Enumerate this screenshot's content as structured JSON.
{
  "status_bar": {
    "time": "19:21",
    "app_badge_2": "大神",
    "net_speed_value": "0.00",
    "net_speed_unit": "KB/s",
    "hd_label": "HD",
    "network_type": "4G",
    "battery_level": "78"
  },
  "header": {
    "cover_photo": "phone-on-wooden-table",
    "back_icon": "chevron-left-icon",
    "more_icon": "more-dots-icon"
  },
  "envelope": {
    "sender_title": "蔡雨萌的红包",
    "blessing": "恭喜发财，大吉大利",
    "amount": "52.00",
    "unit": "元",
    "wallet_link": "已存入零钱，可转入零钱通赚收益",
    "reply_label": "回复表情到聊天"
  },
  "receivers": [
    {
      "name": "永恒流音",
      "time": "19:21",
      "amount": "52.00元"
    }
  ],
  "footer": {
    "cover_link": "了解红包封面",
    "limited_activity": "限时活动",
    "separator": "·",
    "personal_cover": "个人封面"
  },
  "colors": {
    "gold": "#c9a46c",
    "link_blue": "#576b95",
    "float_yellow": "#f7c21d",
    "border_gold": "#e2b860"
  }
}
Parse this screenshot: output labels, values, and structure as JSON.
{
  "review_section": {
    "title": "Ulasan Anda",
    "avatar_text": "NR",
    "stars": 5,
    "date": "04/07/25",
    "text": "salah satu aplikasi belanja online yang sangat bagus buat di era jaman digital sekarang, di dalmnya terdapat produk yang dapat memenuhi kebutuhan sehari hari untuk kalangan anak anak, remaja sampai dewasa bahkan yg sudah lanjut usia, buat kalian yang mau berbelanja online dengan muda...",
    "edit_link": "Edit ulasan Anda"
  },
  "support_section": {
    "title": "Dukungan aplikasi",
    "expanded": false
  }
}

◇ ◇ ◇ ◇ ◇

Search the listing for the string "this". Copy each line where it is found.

Enumerate this screenshot's content as structured JSON.
Parse this screenshot: output labels, values, and structure as JSON.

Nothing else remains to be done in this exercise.